Castlewood (0-3, 0-1) at Rye Cove (0-3, 0-0)
Rye Cove’s losses have been to J.I. Burton, Sullivan North and Appalachia — a pretty tough slate so far. Last week’s 36-6 loss at Riggs Stadium could’ve been a closer game for the Eagles, who have been up to some entertaining offensive funkiness with QB-WR Chris Lane and RB-QB-WR Stephen Vikara. QB Elliott Wohlgamuth continues to lead The Blue Devils’ veer attack.
Thomas Walker (2-1, 2-0) at Coeburn (1-3, 1-0)
If common foe comparisons count for anything: Coeburn upended Ervinton 31-6; Thomas Walker beat the Rebels 36-8 last week. It could be a close, hard-fought game. Cody Williams, a threat both rushing and receiving, leads the Pioneers in scoring with five TDs.
Twin Valley (0-4) at Pound (3-1)
If the Wildcats keep beating everyone they’re supposed to, sooner or later they’re going to beat somebody they’re not. Aaron Balthis (48-481, 3 TDs) paces the Pound ground attack and is also the Wildcats’ leading receiver.
Lee High (0-3) at Harlan (1-3)
This is Harlan, as opposed to Harlan County, which has beaten both Lee High and Powell Valley.

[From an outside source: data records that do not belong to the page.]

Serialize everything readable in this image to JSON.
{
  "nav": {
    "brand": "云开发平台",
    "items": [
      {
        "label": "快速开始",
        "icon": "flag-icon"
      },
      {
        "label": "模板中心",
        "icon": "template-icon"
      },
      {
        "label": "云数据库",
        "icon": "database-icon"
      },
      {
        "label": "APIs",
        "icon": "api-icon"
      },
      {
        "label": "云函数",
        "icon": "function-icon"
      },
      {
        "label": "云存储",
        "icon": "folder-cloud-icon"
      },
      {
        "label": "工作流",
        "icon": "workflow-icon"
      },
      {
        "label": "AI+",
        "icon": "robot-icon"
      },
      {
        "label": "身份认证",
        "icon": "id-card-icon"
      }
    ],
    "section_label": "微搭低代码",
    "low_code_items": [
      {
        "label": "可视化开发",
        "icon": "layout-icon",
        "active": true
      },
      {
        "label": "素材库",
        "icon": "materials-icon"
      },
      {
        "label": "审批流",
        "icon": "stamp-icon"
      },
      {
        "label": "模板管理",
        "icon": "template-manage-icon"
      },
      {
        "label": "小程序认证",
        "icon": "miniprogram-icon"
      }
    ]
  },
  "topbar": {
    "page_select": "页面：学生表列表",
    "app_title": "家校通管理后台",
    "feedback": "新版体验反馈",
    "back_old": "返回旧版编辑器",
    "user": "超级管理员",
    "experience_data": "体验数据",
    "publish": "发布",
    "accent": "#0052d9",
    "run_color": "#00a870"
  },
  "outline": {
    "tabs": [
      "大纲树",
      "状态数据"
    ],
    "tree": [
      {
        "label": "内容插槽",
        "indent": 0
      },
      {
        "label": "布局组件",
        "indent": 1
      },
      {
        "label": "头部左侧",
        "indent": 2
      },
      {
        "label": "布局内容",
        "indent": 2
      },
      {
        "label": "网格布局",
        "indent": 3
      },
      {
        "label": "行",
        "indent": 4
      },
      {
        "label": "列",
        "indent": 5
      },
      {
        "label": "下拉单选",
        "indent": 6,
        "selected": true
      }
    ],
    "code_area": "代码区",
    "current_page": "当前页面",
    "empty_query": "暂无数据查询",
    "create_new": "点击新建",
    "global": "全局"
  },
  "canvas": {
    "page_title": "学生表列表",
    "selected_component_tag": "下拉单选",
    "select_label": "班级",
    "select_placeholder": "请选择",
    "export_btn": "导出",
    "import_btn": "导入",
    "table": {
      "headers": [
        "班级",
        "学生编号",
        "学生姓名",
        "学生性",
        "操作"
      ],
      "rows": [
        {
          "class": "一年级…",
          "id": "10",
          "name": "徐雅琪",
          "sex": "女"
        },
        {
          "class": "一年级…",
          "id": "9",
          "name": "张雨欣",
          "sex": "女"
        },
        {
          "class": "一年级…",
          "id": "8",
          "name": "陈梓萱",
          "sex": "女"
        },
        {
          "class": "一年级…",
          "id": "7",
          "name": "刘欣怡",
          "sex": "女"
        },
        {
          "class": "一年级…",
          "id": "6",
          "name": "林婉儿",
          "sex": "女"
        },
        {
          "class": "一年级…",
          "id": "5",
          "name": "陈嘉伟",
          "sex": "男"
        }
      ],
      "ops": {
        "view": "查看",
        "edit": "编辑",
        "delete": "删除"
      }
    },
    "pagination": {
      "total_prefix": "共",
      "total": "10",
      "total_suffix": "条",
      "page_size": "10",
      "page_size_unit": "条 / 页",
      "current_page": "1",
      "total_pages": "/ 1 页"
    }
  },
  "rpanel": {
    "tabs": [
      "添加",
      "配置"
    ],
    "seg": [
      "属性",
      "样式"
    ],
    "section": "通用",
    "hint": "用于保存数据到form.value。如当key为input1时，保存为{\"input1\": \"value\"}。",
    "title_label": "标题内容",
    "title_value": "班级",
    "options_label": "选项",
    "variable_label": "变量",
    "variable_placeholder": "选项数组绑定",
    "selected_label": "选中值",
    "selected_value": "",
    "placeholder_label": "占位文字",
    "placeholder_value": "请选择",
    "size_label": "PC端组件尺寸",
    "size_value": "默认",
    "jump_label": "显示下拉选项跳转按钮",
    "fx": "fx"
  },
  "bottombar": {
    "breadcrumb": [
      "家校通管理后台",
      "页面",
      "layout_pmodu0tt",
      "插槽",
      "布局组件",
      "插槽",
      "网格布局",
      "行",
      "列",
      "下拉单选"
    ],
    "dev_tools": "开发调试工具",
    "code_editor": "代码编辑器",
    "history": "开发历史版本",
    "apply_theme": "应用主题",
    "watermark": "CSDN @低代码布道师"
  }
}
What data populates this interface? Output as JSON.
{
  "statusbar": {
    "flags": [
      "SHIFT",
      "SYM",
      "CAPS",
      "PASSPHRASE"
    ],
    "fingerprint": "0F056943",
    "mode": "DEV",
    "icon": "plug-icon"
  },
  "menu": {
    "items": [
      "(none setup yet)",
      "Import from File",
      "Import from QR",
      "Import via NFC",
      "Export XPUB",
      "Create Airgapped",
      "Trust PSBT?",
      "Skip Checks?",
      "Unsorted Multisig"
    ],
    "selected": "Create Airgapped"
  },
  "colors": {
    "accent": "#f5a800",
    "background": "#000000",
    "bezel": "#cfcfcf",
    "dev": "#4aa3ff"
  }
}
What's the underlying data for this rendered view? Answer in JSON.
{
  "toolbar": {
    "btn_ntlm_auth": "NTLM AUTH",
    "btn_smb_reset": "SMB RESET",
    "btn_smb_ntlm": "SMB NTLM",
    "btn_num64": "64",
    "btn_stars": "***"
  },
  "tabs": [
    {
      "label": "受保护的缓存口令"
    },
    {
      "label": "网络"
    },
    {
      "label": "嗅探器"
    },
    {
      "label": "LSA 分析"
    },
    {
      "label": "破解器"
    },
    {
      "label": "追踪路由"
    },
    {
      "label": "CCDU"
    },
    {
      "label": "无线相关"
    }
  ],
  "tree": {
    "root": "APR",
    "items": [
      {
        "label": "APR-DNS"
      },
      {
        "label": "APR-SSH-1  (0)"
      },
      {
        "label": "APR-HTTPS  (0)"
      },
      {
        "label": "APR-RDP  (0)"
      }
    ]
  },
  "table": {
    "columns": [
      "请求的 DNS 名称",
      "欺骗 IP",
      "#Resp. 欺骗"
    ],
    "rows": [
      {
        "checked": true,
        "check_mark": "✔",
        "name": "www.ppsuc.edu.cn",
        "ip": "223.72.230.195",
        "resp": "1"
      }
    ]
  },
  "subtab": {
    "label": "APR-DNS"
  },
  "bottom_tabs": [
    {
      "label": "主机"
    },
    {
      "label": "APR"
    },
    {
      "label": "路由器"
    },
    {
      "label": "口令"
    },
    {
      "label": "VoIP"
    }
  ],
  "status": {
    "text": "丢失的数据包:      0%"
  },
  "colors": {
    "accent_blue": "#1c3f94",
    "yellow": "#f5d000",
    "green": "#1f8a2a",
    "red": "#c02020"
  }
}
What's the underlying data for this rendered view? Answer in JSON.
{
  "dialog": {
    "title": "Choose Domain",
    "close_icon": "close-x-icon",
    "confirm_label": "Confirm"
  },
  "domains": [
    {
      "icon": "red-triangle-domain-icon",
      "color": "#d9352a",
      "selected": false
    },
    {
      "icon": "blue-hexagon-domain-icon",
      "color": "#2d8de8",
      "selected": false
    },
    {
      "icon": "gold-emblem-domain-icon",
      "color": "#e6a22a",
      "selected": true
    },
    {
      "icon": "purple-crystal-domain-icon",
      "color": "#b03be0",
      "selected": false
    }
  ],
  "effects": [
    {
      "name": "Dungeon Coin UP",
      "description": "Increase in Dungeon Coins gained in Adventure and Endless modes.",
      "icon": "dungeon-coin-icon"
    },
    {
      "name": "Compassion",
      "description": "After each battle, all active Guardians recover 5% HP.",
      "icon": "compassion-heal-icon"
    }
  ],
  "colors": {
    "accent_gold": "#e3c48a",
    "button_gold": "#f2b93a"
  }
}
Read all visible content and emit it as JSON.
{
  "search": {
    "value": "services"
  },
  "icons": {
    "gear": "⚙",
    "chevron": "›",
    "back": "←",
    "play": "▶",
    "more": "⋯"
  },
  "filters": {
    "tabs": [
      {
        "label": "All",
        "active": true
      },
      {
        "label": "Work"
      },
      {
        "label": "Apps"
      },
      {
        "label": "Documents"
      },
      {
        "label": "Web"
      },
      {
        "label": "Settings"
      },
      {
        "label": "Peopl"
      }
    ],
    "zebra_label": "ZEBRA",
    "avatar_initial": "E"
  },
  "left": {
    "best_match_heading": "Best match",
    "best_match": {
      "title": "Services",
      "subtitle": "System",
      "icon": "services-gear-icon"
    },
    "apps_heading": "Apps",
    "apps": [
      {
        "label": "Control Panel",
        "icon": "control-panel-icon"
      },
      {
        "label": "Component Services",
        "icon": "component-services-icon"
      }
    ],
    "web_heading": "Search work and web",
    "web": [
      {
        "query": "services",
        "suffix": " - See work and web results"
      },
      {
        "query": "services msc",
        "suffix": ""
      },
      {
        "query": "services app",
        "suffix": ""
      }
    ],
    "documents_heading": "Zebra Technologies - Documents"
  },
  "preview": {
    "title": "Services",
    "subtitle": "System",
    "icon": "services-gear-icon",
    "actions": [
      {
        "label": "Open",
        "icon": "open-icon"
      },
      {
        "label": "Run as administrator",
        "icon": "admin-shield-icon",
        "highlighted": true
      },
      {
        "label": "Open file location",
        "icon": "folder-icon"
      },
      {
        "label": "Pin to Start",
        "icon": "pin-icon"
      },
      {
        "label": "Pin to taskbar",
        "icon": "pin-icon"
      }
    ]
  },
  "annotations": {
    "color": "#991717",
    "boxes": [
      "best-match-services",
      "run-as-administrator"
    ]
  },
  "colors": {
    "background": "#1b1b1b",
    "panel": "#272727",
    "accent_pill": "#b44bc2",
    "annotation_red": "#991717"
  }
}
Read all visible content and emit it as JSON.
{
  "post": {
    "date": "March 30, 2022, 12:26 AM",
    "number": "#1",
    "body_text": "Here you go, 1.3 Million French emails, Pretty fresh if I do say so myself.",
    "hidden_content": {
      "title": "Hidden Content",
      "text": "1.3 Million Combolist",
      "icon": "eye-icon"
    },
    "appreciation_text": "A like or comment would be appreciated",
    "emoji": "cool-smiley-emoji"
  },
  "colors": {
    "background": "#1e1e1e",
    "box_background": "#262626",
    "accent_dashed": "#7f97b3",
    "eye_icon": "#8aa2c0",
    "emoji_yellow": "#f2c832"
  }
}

Senior RB Andrew Link paces the Harlan offense with 668 yards rushing and eight scores. RB Tyler Graham anchors the Lee offense.
Ervinton (0-4) at Big Creek, W.Va.
The Rebels have yet to win, but they’ve also yet to be shut out. The Owls, who are located in War, W.Va., got smashed 42-0 by Matewan last week.